In order to run an effective recall campaign, practices must text with patients (as long as the patients have consented to receiving texts). Ignoring the power of text only creates one more barrier to entry, making it even harder for a patient to schedule an appointment.
Texting is no longer kitschy; it’s not earned a spot alongside postcard reminders, emails, and phone calls. In 2019, messenger systems will become a ubiquitous part of every successful practice’s marketing efforts.
Educating Patients Becomes the Go-To Marketing Tactic
As consumers, we quickly recognize when we’re in the middle of a sales pitch. And generally, as soon as we sense it, we look for the exit.
Patients have become savvy, too. With health care resembling retail more and more, patients’ sales-pitch radar is sharper than ever. An email with a subject line “Buy Whitening Sessions Today!” will find its way to the trash can quickly.
That means dental offices must change how they communicate the benefits of their new technology, like 3-D scans, laser dentistry, and digital dentures. And the key to that approach is educating patients, a tactic that Deana Zost, FAADOM, believes is long overdue.
“Education is key!” says Zost. “For so long doctors either kept news about technology purchases at bay due to a fear of not knowing how to get patients excited about the benefits. Or they made a purchase and failed to inform patients of the benefits of saving time, money, and teeth!
“But now, since practices have access to easy-to-use automated tools to educate patients, it gets done.”
Zost warns that offices can’t just dive into telling every single patient about the features of new technology. The help-rather-than-sell approach requires that you start with the patient’s need.
Social-Savvy Loyalists Get Tapped as Practice Advocates
The most effective marketer for a practice? Active patients. Surprising, right? But think about it:
When you need to make a purchase for yourself, where do often turn to for info? Usually someone we know. Maybe you send a quick text to a neighbor or run an impromptu poll on Facebook.
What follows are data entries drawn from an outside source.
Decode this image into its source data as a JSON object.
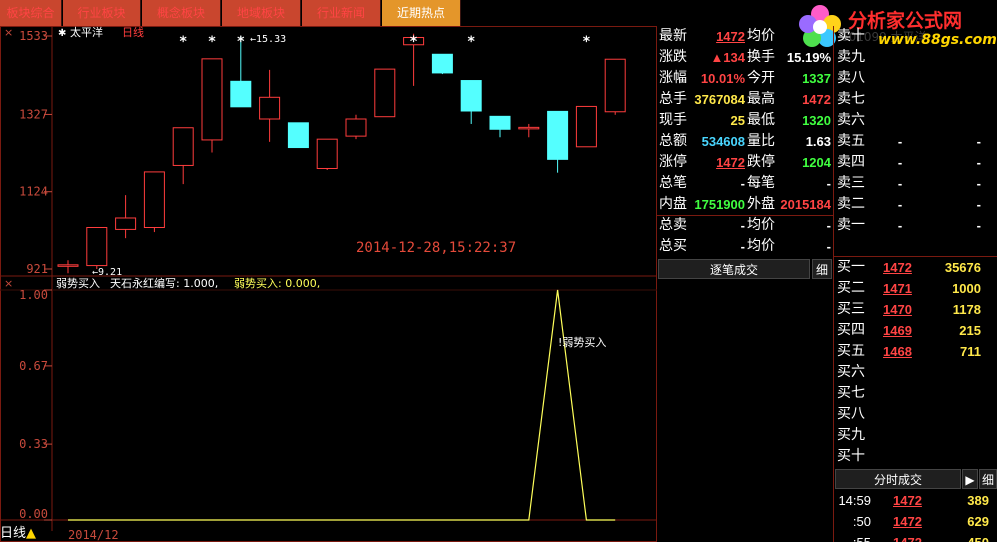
{
  "tabs": [
    {
      "label": "板块综合",
      "style": "red"
    },
    {
      "label": "行业板块",
      "style": "red"
    },
    {
      "label": "概念板块",
      "style": "red"
    },
    {
      "label": "地域板块",
      "style": "red"
    },
    {
      "label": "行业新闻",
      "style": "orange"
    },
    {
      "label": "近期热点",
      "style": "orange"
    }
  ],
  "logo": {
    "title": "分析家公式网",
    "url": "www.88gs.com",
    "bg_text": "601099 太平洋"
  },
  "chart": {
    "stock_name": "太平洋",
    "period": "日线",
    "datetime": "2014-12-28,15:22:37",
    "high_marker": "←15.33",
    "low_marker": "←9.21",
    "star": "*",
    "month_label": "2014/12",
    "status_label": "日线"
  },
  "chart_data": [
    {
      "type": "candlestick",
      "title": "太平洋 日线",
      "y_ticks": [
        "1533",
        "1327",
        "1124",
        "921"
      ],
      "ylim": [
        9.21,
        15.33
      ],
      "candles": [
        {
          "open": 9.32,
          "close": 9.32,
          "high": 9.44,
          "low": 9.1
        },
        {
          "open": 9.3,
          "close": 10.3,
          "high": 10.3,
          "low": 9.21
        },
        {
          "open": 10.25,
          "close": 10.55,
          "high": 11.15,
          "low": 10.02
        },
        {
          "open": 10.3,
          "close": 11.76,
          "high": 11.76,
          "low": 10.18
        },
        {
          "open": 11.93,
          "close": 12.92,
          "high": 12.92,
          "low": 11.44
        },
        {
          "open": 12.6,
          "close": 14.73,
          "high": 14.73,
          "low": 12.27
        },
        {
          "open": 14.14,
          "close": 13.47,
          "high": 15.33,
          "low": 13.47
        },
        {
          "open": 13.15,
          "close": 13.72,
          "high": 14.44,
          "low": 12.55
        },
        {
          "open": 13.05,
          "close": 12.4,
          "high": 13.05,
          "low": 12.4
        },
        {
          "open": 11.85,
          "close": 12.62,
          "high": 12.62,
          "low": 11.81
        },
        {
          "open": 12.7,
          "close": 13.15,
          "high": 13.26,
          "low": 12.62
        },
        {
          "open": 13.21,
          "close": 14.46,
          "high": 14.46,
          "low": 13.21
        },
        {
          "open": 15.1,
          "close": 15.29,
          "high": 15.39,
          "low": 14.02
        },
        {
          "open": 14.85,
          "close": 14.36,
          "high": 14.85,
          "low": 14.33
        },
        {
          "open": 14.16,
          "close": 13.36,
          "high": 14.16,
          "low": 13.02
        },
        {
          "open": 13.22,
          "close": 12.88,
          "high": 13.22,
          "low": 12.67
        },
        {
          "open": 12.93,
          "close": 12.93,
          "high": 13.02,
          "low": 12.67
        },
        {
          "open": 13.35,
          "close": 12.09,
          "high": 13.35,
          "low": 11.74
        },
        {
          "open": 12.42,
          "close": 13.48,
          "high": 13.48,
          "low": 12.42
        },
        {
          "open": 13.34,
          "close": 14.72,
          "high": 14.72,
          "low": 13.26
        }
      ],
      "star_candles": [
        4,
        5,
        6,
        12,
        14,
        18
      ]
    },
    {
      "type": "line",
      "title": "弱势买入",
      "legend": [
        "弱势买入",
        "天石永红编写: 1.000,",
        "弱势买入: 0.000,"
      ],
      "y_ticks": [
        "1.00",
        "0.67",
        "0.33",
        "0.00"
      ],
      "ylim": [
        0,
        1
      ],
      "values": [
        0,
        0,
        0,
        0,
        0,
        0,
        0,
        0,
        0,
        0,
        0,
        0,
        0,
        0,
        0,
        0,
        0,
        1,
        0,
        0
      ],
      "annotation": "!弱势买入"
    }
  ],
  "quote": {
    "rows": [
      {
        "l1": "最新",
        "v1": "1472",
        "c1": "red",
        "u1": true,
        "l2": "均价",
        "v2": "",
        "c2": "white"
      },
      {
        "l1": "涨跌",
        "v1": "▲134",
        "c1": "red",
        "u1": false,
        "l2": "换手",
        "v2": "15.19%",
        "c2": "white"
      },
      {
        "l1": "涨幅",
        "v1": "10.01%",
        "c1": "red",
        "u1": false,
        "l2": "今开",
        "v2": "1337",
        "c2": "green"
      },
      {
        "l1": "总手",
        "v1": "3767084",
        "c1": "yellow",
        "u1": false,
        "l2": "最高",
        "v2": "1472",
        "c2": "red"
      },
      {
        "l1": "现手",
        "v1": "25",
        "c1": "yellow",
        "u1": false,
        "l2": "最低",
        "v2": "1320",
        "c2": "green"
      },
      {
        "l1": "总额",
        "v1": "534608",
        "c1": "cyan",
        "u1": false,
        "l2": "量比",
        "v2": "1.63",
        "c2": "white"
      },
      {
        "l1": "涨停",
        "v1": "1472",
        "c1": "red",
        "u1": true,
        "l2": "跌停",
        "v2": "1204",
        "c2": "green"
      },
      {
        "l1": "总笔",
        "v1": "-",
        "c1": "white",
        "u1": false,
        "l2": "每笔",
        "v2": "-",
        "c2": "white"
      },
      {
        "l1": "内盘",
        "v1": "1751900",
        "c1": "green",
        "u1": false,
        "l2": "外盘",
        "v2": "2015184",
        "c2": "red"
      },
      {
        "l1": "总卖",
        "v1": "-",
        "c1": "white",
        "u1": false,
        "l2": "均价",
        "v2": "-",
        "c2": "white"
      },
      {
        "l1": "总买",
        "v1": "-",
        "c1": "white",
        "u1": false,
        "l2": "均价",
        "v2": "-",
        "c2": "white"
      }
    ],
    "tick_button": "逐笔成交",
    "tick_small": "细"
  },
  "book": {
    "sell": [
      {
        "label": "卖十",
        "price": "",
        "vol": ""
      },
      {
        "label": "卖九",
        "price": "",
        "vol": ""
      },
      {
        "label": "卖八",
        "price": "",
        "vol": ""
      },
      {
        "label": "卖七",
        "price": "",
        "vol": ""
      },
      {
        "label": "卖六",
        "price": "",
        "vol": ""
      },
      {
        "label": "卖五",
        "price": "-",
        "vol": "-"
      },
      {
        "label": "卖四",
        "price": "-",
        "vol": "-"
      },
      {
        "label": "卖三",
        "price": "-",
        "vol": "-"
      },
      {
        "label": "卖二",
        "price": "-",
        "vol": "-"
      },
      {
        "label": "卖一",
        "price": "-",
        "vol": "-"
      }
    ],
    "buy": [
      {
        "label": "买一",
        "price": "1472",
        "vol": "35676"
      },
      {
        "label": "买二",
        "price": "1471",
        "vol": "1000"
      },
      {
        "label": "买三",
        "price": "1470",
        "vol": "1178"
      },
      {
        "label": "买四",
        "price": "1469",
        "vol": "215"
      },
      {
        "label": "买五",
        "price": "1468",
        "vol": "711"
      },
      {
        "label": "买六",
        "price": "",
        "vol": ""
      },
      {
        "label": "买七",
        "price": "",
        "vol": ""
      },
      {
        "label": "买八",
        "price": "",
        "vol": ""
      },
      {
        "label": "买九",
        "price": "",
        "vol": ""
      },
      {
        "label": "买十",
        "price": "",
        "vol": ""
      }
    ],
    "fenshi_button": "分时成交",
    "fenshi_arrow": "▶",
    "fenshi_small": "细"
  },
  "ticks": [
    {
      "time": "14:59",
      "price": "1472",
      "vol": "389"
    },
    {
      "time": ":50",
      "price": "1472",
      "vol": "629"
    },
    {
      "time": ":55",
      "price": "1472",
      "vol": "450"
    }
  ],
  "colors": {
    "up": "#ff3d3d",
    "down": "#54ffff",
    "grid": "#7a1a10",
    "line": "#ffff5a"
  }
}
Research says you’re not alone: 92 percent of us trust word-of-mouth recommendations, but only 32 percent of us trust digital ads.
Health care’s trending the same way now, and forward-thinking dental offices have taken notice.
Knowing patients of all ages use their phones to snap pictures, selfies, and even video, these practices are leveraging patients’ enthusiasm to request online reviews and testimonies, including video testimonies.
And according to Zost, this type of patient-driven advocacy is uniquely powerful.
“Testimonies are more impactful than you may realize,” says Zost. “New patients want to hear from others first hand about how they overcame fear at your office, got a smile that they always wanted, or just how kind you and your team are.”
Offices will also enlist patients as advocates for another reason: to fend off the effects of a crowded newsfeed and changes to Facebook algorithm.
This means your social media followers may not see as many posts as in the past, making testimonies and selfies posted by practice advocates a critical piece of any practice’s marketing.
Offices Find Opportunity in the Pain of Paperwork
Managing $10,000 worth of paper records probably wasn’t why you joined a dental office. But that burden, coupled with complying with HIPAA, has become a major time commitment. It also affects patients’ impression of your office.
With online forms, though, these downsides to paper-based forms may be less of a problem for offices come next New Year’s Eve.
Forward-thinking practices are realizing that patients, especially the coveted millennial, want a convenient way to fill out registration forms.
“Millennials are not only looking for a website where they can make and change appointments, but they also want to…complete paperwork before an appointment,” writes Gary Radz, DDS, in Dental Economics.
With patients’ demand for more-online experiences in their health care, online forms will likely reach a tipping point as a dental marketing trend in 2019.
Learn more about how RevenueWell improves case acceptance and creates more close-knit relationships between dentists and their patients.